Manchester astronomers help deliver advanced STEM skills training in Africa
While data science learning opportunities exist in Africa, they’re far from widespread and are often under-resourced, creating a significant skills gap. To help meet the challenge, The University of Manchester has brought innovative STEM training and infrastructure development to support research communities across Africa.
This work delivers on the UN Sustainable Development Goal 9: build resilient infrastructure, promote sustainable industrialisation and foster innovation.
- Supports development of world-class African-based research infrastructure
- Building self-sustaining research communities across Africa
- Big data approaches encourage digitalisation of other sectors
As new global science infrastructures are deployed on the African continent – such as the flagship Square Kilometre Array (SKA) telescope, the world’s largest radio telescope – there is a need to support the African research community in building a wider research base that can access and utilise these infrastructures.
The Jodrell Bank Centre for Astrophysics (JBCA), which includes the Jodrell Bank Observatory, leads global research in radio astronomy and associated big data. This centre of excellence underpins an international network of multiple STEM training and development activities, including the Development in Africa with Radio Astronomy (DARA) and Big Data (DARA Big Data) programmes. These training programmes are developed and run as a partnership between key African and UK institutions, to facilitate a strong pan-African network of researchers.
Creating self-sustaining research communities
The STEM training programmes have supported the development of self-sustaining research communities across Africa including in Ghana, Kenya, Namibia, Botswana, Zambia, Madagascar, Mozambique, Mauritius and South Africa.
These research communities participate in scientific research using the SKA telescope and are a key part of new data-driven economies emerging across Africa.
This training has directly supported the development of, and investment in, new research infrastructures, such as the African VLBI Network. It is also providing the foundation for African partner countries to realise the benefits from other major research infrastructure investment.
The long-term value of these programmes in immeasurable. They are aiding the development of future leaders in research, development and innovation across Africa.Dr Robert Beswick / Reader, Head of Science Operations and Support, UK’s National Radio Astronomy Facility
Training programmes and hackathons
Pioneering protocols developed for infrastructure, data acquisition and characterisations have directly informed the DARA Big Data training programme and hackathons (collaborative computer programming events), which use real scientific datasets to promote engagement and learning.
JBCA also developed a new pulsar timing system (Hebe) for Ghana’s pioneering Kuntunse Telescope facility and data collected from Hebe is now used in practical training.
As well as data science, the training programmes support economic growth: the use of big data challenges encourages the translation of data-intensive methodologies between research fields including astrophysics, health data and sustainable agriculture. Science communication and policy engagement training is also provided, essential for data-informed policy engagement.

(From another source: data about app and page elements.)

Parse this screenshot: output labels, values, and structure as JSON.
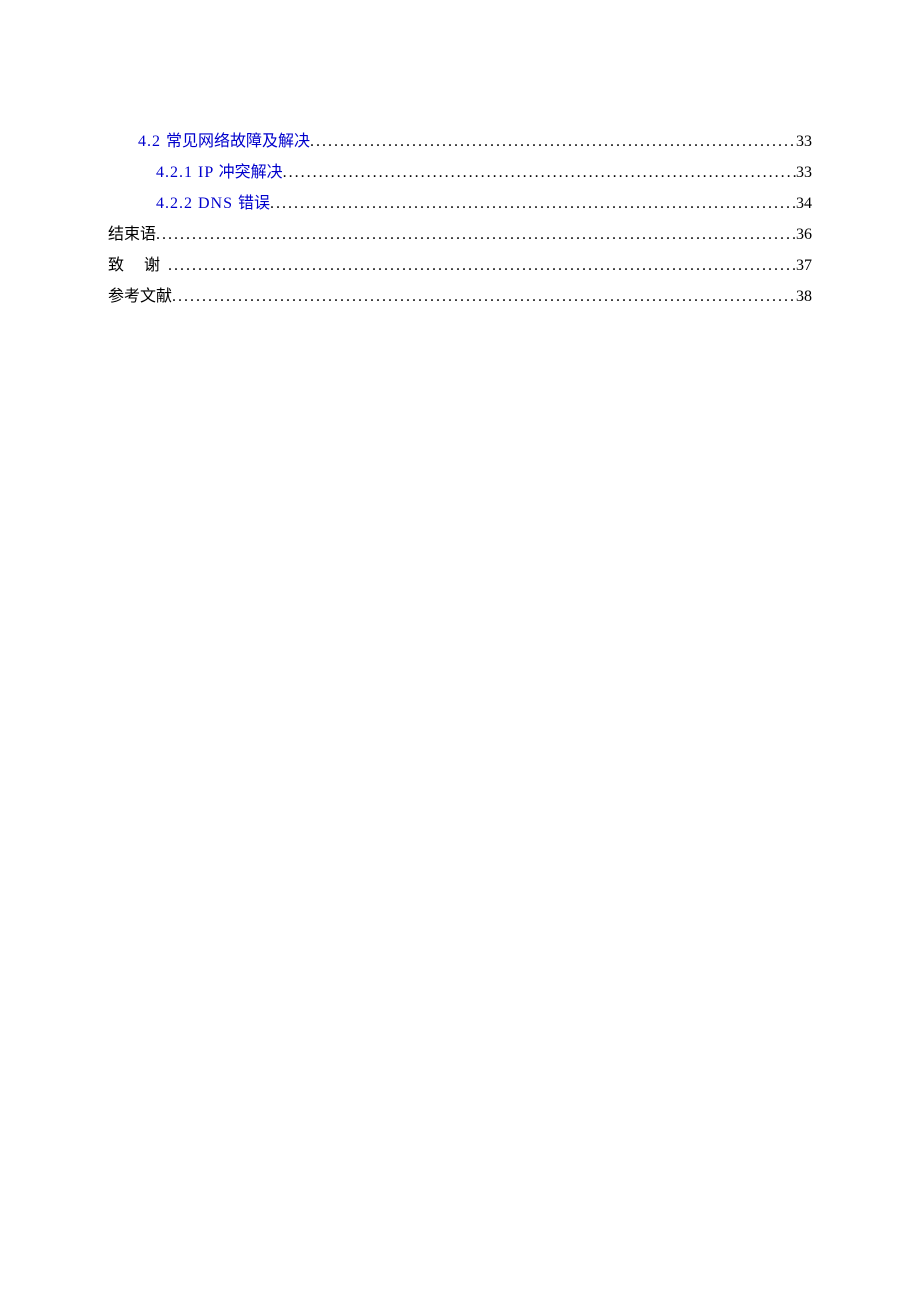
{
  "toc": {
    "entries": [
      {
        "indent": 1,
        "link": true,
        "num": "4.2 ",
        "text": "常见网络故障及解决",
        "page": "33"
      },
      {
        "indent": 2,
        "link": true,
        "num": "4.2.1 ",
        "latin": "IP ",
        "text": "冲突解决",
        "page": "33"
      },
      {
        "indent": 2,
        "link": true,
        "num": "4.2.2 ",
        "latin": "DNS ",
        "text": "错误",
        "page": "34"
      },
      {
        "indent": 0,
        "link": false,
        "text": "结束语",
        "page": "36"
      },
      {
        "indent": 0,
        "link": false,
        "text_spaced": "致 谢",
        "page": "37"
      },
      {
        "indent": 0,
        "link": false,
        "text": "参考文献",
        "page": "38"
      }
    ]
  }
}
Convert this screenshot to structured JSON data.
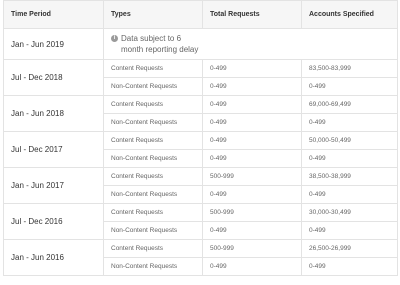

The programmes have been recognised for providing STEM outreach, training and advanced postgraduate opportunities for African trainees, translating into valuable economic skills, including readiness for ‘Industry 4.0’ (smart manufacturing).
These programmes are primarily funded by the UK Newton Fund and partnered by the South African Radio Astronomy Observatory (SARAO) with support from the South African Department of Science and Innovation. This work has been boosted by funding received from the European Union’s Horizon 2020 research and innovation programme under grant agreement No730884.
Dr Robert Beswick
Reader in Radio Astronomy at Jodrell Bank Centre for Astrophysics, and Head of Science Operations and Support, UK’s National Radio Astronomy Facility, e-MERLIN/VLBI
View Dr Robert Beswick's research profile
Professor Anna Scaife
Professor of Radio Astronomy at Jodrell Bank Centre for Astrophysics and academic Co-Director of Policy@Manchester at The University of Manchester.
View Professor Anna Scaife's research profile
World’s best university for social and environmental impact
We’re the top higher education institution in the world in the Times Higher Education University Impact Rankings. The rankings use the UN Sustainable Development Goals (SDG) as a framework, including SDG 9: Industry, innovation and infrastructure.
Read more on how the SDGs inform our work
Expert advice from Policy@Manchester
We provide policymakers with robust research-informed evidence and ideas for decisions that impact lives globally, nationally and locally. Find out about our expert advice and services.
How Policy@Manchester can help
Jodrell Bank Centre for Astrophysics
Find out more about our Jodrell Bank Centre for Astrophysics.
Our expertise is helping to tackle inequalities that people face across the globe.